Breast Cancer Terms
There are currently 3 names in this directory beginning with the letter H.
A chemical substance produced in the body that controls and regulates the activity of certain organs. With regard to breast cancer, the most important hormone is estrogen. Progesterone plays a lesser role. Breast cells, both normal and cancerous, can have “receptors” on their cells that can interact with estrogen in the blood stream. There are some breast cancer treatments that work by blocking this interaction on the surface of the cells.
A sudden wave of mild or intense body heat caused by rushes of hormonal changes resulting from decreased levels of estrogen. Hot flashes can occur at any time and may last from a few seconds to a half-hour. They are due to blood vessel opening and constricting and are often a symptom of menopause. Hot flashes sometimes are caused, or increased, by the use of tamoxifen, an estrogen blocking drug used in women with estrogen receptor (ER) positive cancer.

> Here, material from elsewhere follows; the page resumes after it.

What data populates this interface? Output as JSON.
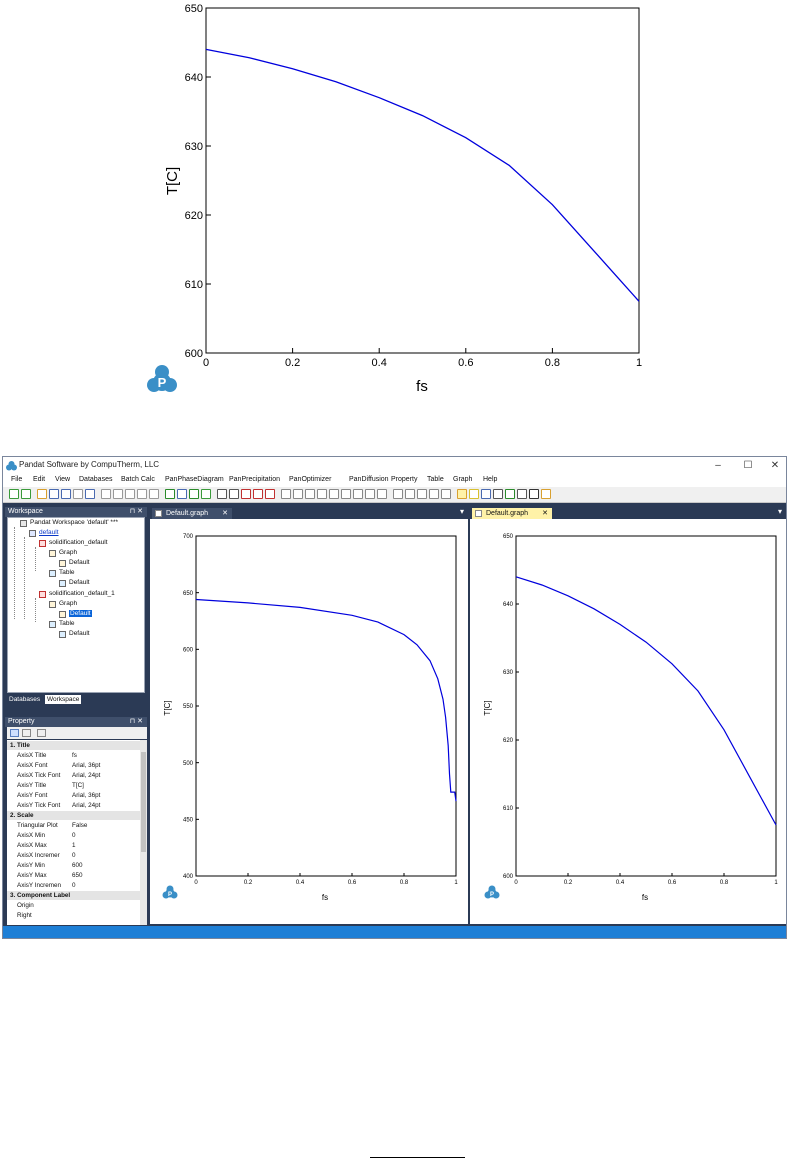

A condition in which there is an increase in the number of normal cells in a tissue or organ. This is often seen on breast biopsies, and does not have that much significance, unless the hyperplasia is considered “atypical”. In this case, although there is no cancer, the risk for developing cancer in the future is increased.